> **Requirement**
Can you print every record below exactly as written?

> **Web page and app entries**
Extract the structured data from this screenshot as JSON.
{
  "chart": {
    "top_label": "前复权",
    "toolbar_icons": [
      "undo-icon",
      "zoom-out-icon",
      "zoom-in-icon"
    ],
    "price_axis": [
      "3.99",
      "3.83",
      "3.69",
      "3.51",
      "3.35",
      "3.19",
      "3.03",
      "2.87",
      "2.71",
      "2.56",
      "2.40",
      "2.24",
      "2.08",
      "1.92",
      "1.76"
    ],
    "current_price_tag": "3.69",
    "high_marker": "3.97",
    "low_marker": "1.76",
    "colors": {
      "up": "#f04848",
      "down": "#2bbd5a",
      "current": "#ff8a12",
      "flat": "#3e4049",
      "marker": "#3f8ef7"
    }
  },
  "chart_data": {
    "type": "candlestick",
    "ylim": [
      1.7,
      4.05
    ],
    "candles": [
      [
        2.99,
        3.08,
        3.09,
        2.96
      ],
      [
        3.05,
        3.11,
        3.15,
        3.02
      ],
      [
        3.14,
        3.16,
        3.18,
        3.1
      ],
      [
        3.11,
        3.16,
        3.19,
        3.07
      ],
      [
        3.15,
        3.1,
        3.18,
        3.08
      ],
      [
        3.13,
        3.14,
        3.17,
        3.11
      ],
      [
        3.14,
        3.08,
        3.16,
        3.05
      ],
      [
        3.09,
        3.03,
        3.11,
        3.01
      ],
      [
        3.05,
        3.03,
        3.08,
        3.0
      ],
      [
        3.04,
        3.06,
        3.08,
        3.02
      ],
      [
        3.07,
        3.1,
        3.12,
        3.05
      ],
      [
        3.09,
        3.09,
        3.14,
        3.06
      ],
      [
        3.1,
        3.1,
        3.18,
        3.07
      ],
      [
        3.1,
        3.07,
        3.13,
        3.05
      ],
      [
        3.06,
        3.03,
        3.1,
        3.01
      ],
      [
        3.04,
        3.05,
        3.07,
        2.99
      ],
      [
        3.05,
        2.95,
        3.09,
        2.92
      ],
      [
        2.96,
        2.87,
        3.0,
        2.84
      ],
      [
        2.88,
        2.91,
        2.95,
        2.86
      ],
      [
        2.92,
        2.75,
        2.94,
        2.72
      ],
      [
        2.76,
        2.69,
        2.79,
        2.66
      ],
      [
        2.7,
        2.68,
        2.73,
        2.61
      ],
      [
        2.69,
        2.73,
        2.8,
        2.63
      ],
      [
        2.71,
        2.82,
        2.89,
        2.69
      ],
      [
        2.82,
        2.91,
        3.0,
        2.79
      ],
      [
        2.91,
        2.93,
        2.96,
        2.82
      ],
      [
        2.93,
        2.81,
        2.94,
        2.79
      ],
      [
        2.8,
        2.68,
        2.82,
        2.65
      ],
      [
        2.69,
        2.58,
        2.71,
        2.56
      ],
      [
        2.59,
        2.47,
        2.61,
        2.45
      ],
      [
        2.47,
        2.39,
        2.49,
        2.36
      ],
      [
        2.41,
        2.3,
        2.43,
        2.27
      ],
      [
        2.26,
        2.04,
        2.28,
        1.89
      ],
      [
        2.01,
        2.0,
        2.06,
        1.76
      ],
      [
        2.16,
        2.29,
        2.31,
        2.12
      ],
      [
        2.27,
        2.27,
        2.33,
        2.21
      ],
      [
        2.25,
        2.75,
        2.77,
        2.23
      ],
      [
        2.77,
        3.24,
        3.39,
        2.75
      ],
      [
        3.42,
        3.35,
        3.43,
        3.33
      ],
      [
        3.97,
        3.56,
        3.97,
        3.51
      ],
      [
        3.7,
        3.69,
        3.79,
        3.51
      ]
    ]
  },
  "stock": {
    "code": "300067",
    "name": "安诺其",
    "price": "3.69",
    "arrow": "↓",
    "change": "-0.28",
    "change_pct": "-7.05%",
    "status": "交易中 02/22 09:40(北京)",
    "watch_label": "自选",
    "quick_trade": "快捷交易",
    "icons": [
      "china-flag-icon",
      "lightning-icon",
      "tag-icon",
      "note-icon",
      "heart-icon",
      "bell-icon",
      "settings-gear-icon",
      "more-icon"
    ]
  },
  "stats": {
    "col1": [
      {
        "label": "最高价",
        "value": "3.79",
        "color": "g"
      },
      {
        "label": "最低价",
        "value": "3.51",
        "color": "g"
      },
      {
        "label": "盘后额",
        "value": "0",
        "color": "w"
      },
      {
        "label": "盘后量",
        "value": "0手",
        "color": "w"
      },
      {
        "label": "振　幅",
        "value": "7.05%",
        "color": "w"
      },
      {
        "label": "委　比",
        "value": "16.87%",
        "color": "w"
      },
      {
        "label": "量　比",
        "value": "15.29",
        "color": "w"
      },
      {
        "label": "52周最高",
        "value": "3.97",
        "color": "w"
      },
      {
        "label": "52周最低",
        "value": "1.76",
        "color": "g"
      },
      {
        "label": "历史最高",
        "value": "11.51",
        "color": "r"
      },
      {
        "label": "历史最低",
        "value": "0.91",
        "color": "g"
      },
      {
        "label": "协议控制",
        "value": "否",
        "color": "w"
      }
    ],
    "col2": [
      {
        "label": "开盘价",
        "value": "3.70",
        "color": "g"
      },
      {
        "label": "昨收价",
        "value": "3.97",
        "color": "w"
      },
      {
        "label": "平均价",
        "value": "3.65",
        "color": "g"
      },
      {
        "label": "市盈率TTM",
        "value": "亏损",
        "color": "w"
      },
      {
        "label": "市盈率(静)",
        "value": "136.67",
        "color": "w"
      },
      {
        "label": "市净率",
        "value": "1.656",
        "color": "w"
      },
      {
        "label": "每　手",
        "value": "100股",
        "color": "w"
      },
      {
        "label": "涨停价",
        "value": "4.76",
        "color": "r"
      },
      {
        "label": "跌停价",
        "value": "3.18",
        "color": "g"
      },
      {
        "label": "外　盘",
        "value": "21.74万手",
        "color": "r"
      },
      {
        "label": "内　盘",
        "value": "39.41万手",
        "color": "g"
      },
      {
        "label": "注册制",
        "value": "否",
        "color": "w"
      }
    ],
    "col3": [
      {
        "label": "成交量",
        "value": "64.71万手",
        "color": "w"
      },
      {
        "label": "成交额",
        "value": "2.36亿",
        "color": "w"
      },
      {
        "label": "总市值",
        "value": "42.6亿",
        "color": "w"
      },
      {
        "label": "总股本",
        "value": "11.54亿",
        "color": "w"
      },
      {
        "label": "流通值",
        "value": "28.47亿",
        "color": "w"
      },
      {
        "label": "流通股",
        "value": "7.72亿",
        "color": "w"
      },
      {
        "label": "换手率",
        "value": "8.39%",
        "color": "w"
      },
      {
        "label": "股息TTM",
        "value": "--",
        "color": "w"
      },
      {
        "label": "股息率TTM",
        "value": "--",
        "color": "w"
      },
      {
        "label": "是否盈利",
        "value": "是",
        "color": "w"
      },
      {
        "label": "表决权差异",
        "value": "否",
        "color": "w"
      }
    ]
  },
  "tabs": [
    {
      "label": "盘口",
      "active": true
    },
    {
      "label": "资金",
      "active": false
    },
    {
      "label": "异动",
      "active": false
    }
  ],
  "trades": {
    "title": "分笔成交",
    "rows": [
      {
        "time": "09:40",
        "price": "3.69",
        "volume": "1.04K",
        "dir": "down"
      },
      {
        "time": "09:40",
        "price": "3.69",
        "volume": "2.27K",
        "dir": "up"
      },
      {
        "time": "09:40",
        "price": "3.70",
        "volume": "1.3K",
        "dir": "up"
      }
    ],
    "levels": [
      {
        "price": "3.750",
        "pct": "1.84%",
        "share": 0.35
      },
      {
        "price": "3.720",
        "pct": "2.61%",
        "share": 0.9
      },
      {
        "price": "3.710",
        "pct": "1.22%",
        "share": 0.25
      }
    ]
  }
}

> **Written solution**
Extract the structured data from this screenshot as JSON.
{
  "chart": {
    "top_label": "前复权",
    "toolbar_icons": [
      "undo-icon",
      "zoom-out-icon",
      "zoom-in-icon"
    ],
    "price_axis": [
      "3.99",
      "3.83",
      "3.69",
      "3.51",
      "3.35",
      "3.19",
      "3.03",
      "2.87",
      "2.71",
      "2.56",
      "2.40",
      "2.24",
      "2.08",
      "1.92",
      "1.76"
    ],
    "current_price_tag": "3.69",
    "high_marker": "3.97",
    "low_marker": "1.76",
    "colors": {
      "up": "#f04848",
      "down": "#2bbd5a",
      "current": "#ff8a12",
      "flat": "#3e4049",
      "marker": "#3f8ef7"
    }
  },
  "chart_data": {
    "type": "candlestick",
    "ylim": [
      1.7,
      4.05
    ],
    "candles": [
      [
        2.99,
        3.08,
        3.09,
        2.96
      ],
      [
        3.05,
        3.11,
        3.15,
        3.02
      ],
      [
        3.14,
        3.16,
        3.18,
        3.1
      ],
      [
        3.11,
        3.16,
        3.19,
        3.07
      ],
      [
        3.15,
        3.1,
        3.18,
        3.08
      ],
      [
        3.13,
        3.14,
        3.17,
        3.11
      ],
      [
        3.14,
        3.08,
        3.16,
        3.05
      ],
      [
        3.09,
        3.03,
        3.11,
        3.01
      ],
      [
        3.05,
        3.03,
        3.08,
        3.0
      ],
      [
        3.04,
        3.06,
        3.08,
        3.02
      ],
      [
        3.07,
        3.1,
        3.12,
        3.05
      ],
      [
        3.09,
        3.09,
        3.14,
        3.06
      ],
      [
        3.1,
        3.1,
        3.18,
        3.07
      ],
      [
        3.1,
        3.07,
        3.13,
        3.05
      ],
      [
        3.06,
        3.03,
        3.1,
        3.01
      ],
      [
        3.04,
        3.05,
        3.07,
        2.99
      ],
      [
        3.05,
        2.95,
        3.09,
        2.92
      ],
      [
        2.96,
        2.87,
        3.0,
        2.84
      ],
      [
        2.88,
        2.91,
        2.95,
        2.86
      ],
      [
        2.92,
        2.75,
        2.94,
        2.72
      ],
      [
        2.76,
        2.69,
        2.79,
        2.66
      ],
      [
        2.7,
        2.68,
        2.73,
        2.61
      ],
      [
        2.69,
        2.73,
        2.8,
        2.63
      ],
      [
        2.71,
        2.82,
        2.89,
        2.69
      ],
      [
        2.82,
        2.91,
        3.0,
        2.79
      ],
      [
        2.91,
        2.93,
        2.96,
        2.82
      ],
      [
        2.93,
        2.81,
        2.94,
        2.79
      ],
      [
        2.8,
        2.68,
        2.82,
        2.65
      ],
      [
        2.69,
        2.58,
        2.71,
        2.56
      ],
      [
        2.59,
        2.47,
        2.61,
        2.45
      ],
      [
        2.47,
        2.39,
        2.49,
        2.36
      ],
      [
        2.41,
        2.3,
        2.43,
        2.27
      ],
      [
        2.26,
        2.04,
        2.28,
        1.89
      ],
      [
        2.01,
        2.0,
        2.06,
        1.76
      ],
      [
        2.16,
        2.29,
        2.31,
        2.12
      ],
      [
        2.27,
        2.27,
        2.33,
        2.21
      ],
      [
        2.25,
        2.75,
        2.77,
        2.23
      ],
      [
        2.77,
        3.24,
        3.39,
        2.75
      ],
      [
        3.42,
        3.35,
        3.43,
        3.33
      ],
      [
        3.97,
        3.56,
        3.97,
        3.51
      ],
      [
        3.7,
        3.69,
        3.79,
        3.51
      ]
    ]
  },
  "stock": {
    "code": "300067",
    "name": "安诺其",
    "price": "3.69",
    "arrow": "↓",
    "change": "-0.28",
    "change_pct": "-7.05%",
    "status": "交易中 02/22 09:40(北京)",
    "watch_label": "自选",
    "quick_trade": "快捷交易",
    "icons": [
      "china-flag-icon",
      "lightning-icon",
      "tag-icon",
      "note-icon",
      "heart-icon",
      "bell-icon",
      "settings-gear-icon",
      "more-icon"
    ]
  },
  "stats": {
    "col1": [
      {
        "label": "最高价",
        "value": "3.79",
        "color": "g"
      },
      {
        "label": "最低价",
        "value": "3.51",
        "color": "g"
      },
      {
        "label": "盘后额",
        "value": "0",
        "color": "w"
      },
      {
        "label": "盘后量",
        "value": "0手",
        "color": "w"
      },
      {
        "label": "振　幅",
        "value": "7.05%",
        "color": "w"
      },
      {
        "label": "委　比",
        "value": "16.87%",
        "color": "w"
      },
      {
        "label": "量　比",
        "value": "15.29",
        "color": "w"
      },
      {
        "label": "52周最高",
        "value": "3.97",
        "color": "w"
      },
      {
        "label": "52周最低",
        "value": "1.76",
        "color": "g"
      },
      {
        "label": "历史最高",
        "value": "11.51",
        "color": "r"
      },
      {
        "label": "历史最低",
        "value": "0.91",
        "color": "g"
      },
      {
        "label": "协议控制",
        "value": "否",
        "color": "w"
      }
    ],
    "col2": [
      {
        "label": "开盘价",
        "value": "3.70",
        "color": "g"
      },
      {
        "label": "昨收价",
        "value": "3.97",
        "color": "w"
      },
      {
        "label": "平均价",
        "value": "3.65",
        "color": "g"
      },
      {
        "label": "市盈率TTM",
        "value": "亏损",
        "color": "w"
      },
      {
        "label": "市盈率(静)",
        "value": "136.67",
        "color": "w"
      },
      {
        "label": "市净率",
        "value": "1.656",
        "color": "w"
      },
      {
        "label": "每　手",
        "value": "100股",
        "color": "w"
      },
      {
        "label": "涨停价",
        "value": "4.76",
        "color": "r"
      },
      {
        "label": "跌停价",
        "value": "3.18",
        "color": "g"
      },
      {
        "label": "外　盘",
        "value": "21.74万手",
        "color": "r"
      },
      {
        "label": "内　盘",
        "value": "39.41万手",
        "color": "g"
      },
      {
        "label": "注册制",
        "value": "否",
        "color": "w"
      }
    ],
    "col3": [
      {
        "label": "成交量",
        "value": "64.71万手",
        "color": "w"
      },
      {
        "label": "成交额",
        "value": "2.36亿",
        "color": "w"
      },
      {
        "label": "总市值",
        "value": "42.6亿",
        "color": "w"
      },
      {
        "label": "总股本",
        "value": "11.54亿",
        "color": "w"
      },
      {
        "label": "流通值",
        "value": "28.47亿",
        "color": "w"
      },
      {
        "label": "流通股",
        "value": "7.72亿",
        "color": "w"
      },
      {
        "label": "换手率",
        "value": "8.39%",
        "color": "w"
      },
      {
        "label": "股息TTM",
        "value": "--",
        "color": "w"
      },
      {
        "label": "股息率TTM",
        "value": "--",
        "color": "w"
      },
      {
        "label": "是否盈利",
        "value": "是",
        "color": "w"
      },
      {
        "label": "表决权差异",
        "value": "否",
        "color": "w"
      }
    ]
  },
  "tabs": [
    {
      "label": "盘口",
      "active": true
    },
    {
      "label": "资金",
      "active": false
    },
    {
      "label": "异动",
      "active": false
    }
  ],
  "trades": {
    "title": "分笔成交",
    "rows": [
      {
        "time": "09:40",
        "price": "3.69",
        "volume": "1.04K",
        "dir": "down"
      },
      {
        "time": "09:40",
        "price": "3.69",
        "volume": "2.27K",
        "dir": "up"
      },
      {
        "time": "09:40",
        "price": "3.70",
        "volume": "1.3K",
        "dir": "up"
      }
    ],
    "levels": [
      {
        "price": "3.750",
        "pct": "1.84%",
        "share": 0.35
      },
      {
        "price": "3.720",
        "pct": "2.61%",
        "share": 0.9
      },
      {
        "price": "3.710",
        "pct": "1.22%",
        "share": 0.25
      }
    ]
  }
}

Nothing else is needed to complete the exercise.